What you will do:
Which of the lines below contain the string "Week"? Pull each one out of the data.

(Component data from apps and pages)
○ ○ ○

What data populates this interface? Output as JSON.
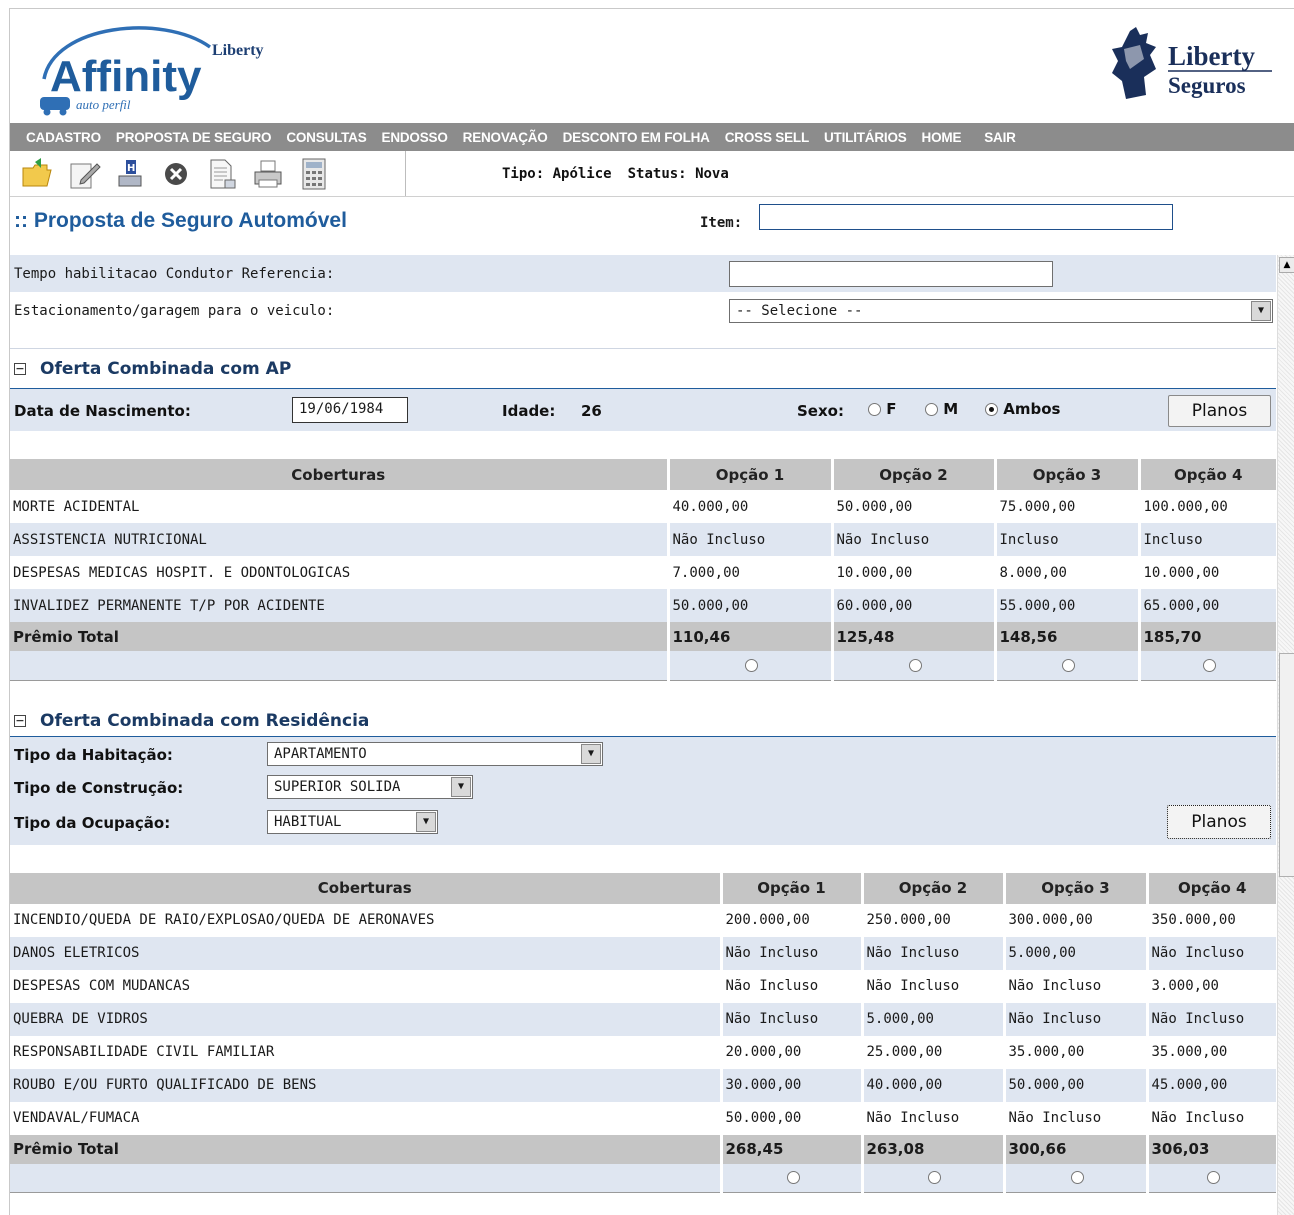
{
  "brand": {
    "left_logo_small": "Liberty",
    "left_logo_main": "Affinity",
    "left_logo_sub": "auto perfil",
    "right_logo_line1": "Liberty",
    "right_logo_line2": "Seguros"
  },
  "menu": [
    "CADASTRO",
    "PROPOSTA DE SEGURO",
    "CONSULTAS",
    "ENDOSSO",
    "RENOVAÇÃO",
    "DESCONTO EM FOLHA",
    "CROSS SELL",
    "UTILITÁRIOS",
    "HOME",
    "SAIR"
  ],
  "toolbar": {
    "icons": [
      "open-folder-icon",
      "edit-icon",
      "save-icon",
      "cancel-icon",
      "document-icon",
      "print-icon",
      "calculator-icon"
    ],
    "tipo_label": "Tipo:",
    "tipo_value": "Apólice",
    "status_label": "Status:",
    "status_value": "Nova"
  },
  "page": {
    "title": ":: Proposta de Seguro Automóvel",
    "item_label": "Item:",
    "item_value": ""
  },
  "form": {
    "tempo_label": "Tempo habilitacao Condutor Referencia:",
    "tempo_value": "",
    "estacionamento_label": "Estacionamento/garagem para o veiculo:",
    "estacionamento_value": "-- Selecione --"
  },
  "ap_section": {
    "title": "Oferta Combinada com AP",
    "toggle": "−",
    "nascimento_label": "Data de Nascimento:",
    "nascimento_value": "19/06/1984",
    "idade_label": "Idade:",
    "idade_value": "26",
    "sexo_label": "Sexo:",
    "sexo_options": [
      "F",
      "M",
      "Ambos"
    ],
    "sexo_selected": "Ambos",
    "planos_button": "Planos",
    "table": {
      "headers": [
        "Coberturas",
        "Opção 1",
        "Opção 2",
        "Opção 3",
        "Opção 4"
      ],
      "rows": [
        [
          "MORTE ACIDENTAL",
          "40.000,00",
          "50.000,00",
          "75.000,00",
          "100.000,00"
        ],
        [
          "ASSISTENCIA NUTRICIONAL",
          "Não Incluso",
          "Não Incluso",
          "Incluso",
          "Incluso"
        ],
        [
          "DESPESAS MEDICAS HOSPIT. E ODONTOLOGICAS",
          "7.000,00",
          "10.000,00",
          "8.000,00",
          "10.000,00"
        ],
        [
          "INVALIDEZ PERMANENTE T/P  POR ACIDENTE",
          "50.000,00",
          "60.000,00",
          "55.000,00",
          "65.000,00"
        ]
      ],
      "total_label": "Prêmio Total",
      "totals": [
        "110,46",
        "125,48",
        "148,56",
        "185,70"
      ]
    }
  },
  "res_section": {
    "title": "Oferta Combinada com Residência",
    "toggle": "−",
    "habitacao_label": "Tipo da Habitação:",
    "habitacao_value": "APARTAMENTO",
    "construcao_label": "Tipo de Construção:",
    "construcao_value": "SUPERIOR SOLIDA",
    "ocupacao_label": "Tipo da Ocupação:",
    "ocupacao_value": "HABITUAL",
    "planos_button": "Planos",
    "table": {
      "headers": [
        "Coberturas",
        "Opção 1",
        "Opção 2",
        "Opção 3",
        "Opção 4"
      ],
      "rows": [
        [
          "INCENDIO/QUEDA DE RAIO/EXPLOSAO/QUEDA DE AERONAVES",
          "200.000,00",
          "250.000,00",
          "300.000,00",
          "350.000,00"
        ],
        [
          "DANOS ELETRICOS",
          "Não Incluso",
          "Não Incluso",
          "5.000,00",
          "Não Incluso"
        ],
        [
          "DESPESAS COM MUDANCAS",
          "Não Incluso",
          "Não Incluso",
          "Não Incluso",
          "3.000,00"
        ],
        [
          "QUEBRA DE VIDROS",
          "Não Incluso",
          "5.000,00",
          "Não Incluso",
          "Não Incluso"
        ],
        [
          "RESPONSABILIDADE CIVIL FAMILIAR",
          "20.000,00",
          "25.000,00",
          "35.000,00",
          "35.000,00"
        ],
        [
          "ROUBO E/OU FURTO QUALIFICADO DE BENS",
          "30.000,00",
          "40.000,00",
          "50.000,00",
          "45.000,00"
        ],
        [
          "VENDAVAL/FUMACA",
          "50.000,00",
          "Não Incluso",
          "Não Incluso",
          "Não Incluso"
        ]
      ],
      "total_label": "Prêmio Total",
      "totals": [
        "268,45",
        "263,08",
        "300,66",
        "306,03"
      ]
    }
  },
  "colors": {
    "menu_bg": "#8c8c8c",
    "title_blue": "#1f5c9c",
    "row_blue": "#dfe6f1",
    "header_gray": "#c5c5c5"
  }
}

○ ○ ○

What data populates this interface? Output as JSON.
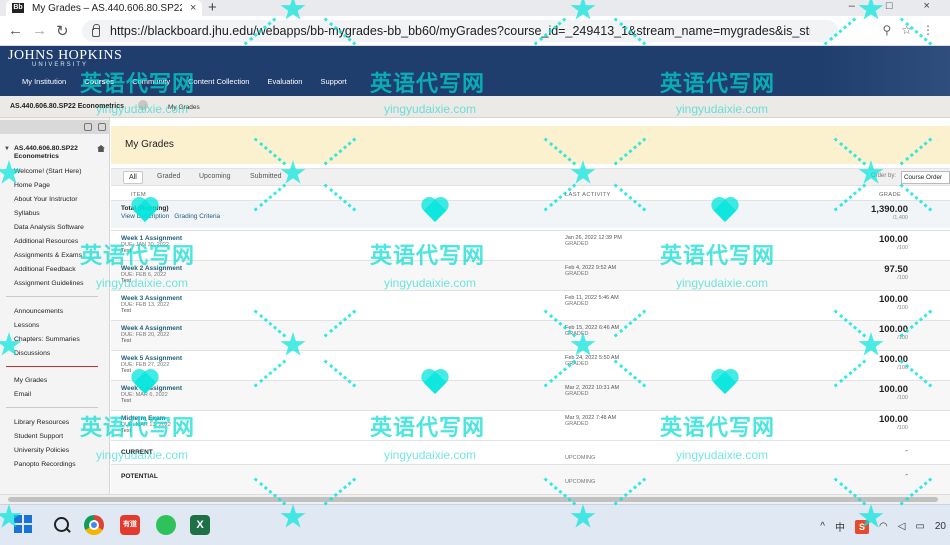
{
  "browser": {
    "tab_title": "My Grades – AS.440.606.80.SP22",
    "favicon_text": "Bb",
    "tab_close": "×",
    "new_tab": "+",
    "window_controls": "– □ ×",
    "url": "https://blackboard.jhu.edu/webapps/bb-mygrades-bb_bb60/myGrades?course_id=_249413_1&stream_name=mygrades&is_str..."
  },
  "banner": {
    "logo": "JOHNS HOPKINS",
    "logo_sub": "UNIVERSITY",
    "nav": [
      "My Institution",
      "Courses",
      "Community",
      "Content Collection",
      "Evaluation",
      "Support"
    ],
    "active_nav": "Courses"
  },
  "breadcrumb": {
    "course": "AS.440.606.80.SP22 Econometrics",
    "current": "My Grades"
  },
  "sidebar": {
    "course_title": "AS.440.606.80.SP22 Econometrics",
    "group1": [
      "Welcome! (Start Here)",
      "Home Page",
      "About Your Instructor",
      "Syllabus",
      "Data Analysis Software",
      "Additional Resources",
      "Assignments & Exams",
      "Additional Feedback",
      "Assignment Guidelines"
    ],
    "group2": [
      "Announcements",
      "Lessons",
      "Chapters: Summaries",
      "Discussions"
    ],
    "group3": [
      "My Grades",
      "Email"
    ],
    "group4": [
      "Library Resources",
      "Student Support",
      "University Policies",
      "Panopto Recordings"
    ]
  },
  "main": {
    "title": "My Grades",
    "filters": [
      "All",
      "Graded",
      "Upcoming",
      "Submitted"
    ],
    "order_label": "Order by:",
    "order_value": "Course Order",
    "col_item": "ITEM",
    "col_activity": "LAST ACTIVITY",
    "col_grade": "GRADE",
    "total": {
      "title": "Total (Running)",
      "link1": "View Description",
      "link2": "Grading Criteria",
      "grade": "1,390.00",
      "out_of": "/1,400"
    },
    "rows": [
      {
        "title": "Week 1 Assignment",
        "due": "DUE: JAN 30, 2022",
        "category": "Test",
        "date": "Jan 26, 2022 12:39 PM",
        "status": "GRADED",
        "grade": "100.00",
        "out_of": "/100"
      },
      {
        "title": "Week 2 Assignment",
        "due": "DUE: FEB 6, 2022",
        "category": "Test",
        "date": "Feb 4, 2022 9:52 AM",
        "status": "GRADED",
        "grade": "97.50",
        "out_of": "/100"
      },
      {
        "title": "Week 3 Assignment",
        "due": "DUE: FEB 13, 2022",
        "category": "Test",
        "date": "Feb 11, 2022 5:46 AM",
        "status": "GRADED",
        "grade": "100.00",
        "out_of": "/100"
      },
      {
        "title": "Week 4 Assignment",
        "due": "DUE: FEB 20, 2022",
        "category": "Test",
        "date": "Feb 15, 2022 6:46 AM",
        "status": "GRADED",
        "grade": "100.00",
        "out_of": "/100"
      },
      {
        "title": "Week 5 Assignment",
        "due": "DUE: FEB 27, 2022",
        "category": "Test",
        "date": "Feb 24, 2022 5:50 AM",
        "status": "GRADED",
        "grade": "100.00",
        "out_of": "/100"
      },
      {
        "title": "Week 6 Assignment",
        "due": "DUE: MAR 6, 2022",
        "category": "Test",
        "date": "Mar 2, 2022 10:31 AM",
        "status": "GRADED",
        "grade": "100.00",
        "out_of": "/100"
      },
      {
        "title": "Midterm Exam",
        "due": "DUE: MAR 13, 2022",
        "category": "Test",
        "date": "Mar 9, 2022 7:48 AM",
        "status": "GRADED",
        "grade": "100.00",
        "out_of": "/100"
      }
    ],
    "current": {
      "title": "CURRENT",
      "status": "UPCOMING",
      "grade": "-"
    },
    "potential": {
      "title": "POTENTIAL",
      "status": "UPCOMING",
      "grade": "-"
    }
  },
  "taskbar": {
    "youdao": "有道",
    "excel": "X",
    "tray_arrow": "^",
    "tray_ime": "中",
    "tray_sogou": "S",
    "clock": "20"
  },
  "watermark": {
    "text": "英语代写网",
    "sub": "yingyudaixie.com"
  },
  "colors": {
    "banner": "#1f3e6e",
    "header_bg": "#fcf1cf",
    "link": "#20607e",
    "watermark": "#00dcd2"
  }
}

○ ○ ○

Answer section:
        "title": "Week 1 Assignment",
        "title": "Week 2 Assignment",
        "title": "Week 3 Assignment",
        "title": "Week 4 Assignment",
        "title": "Week 5 Assignment",
        "title": "Week 6 Assignment",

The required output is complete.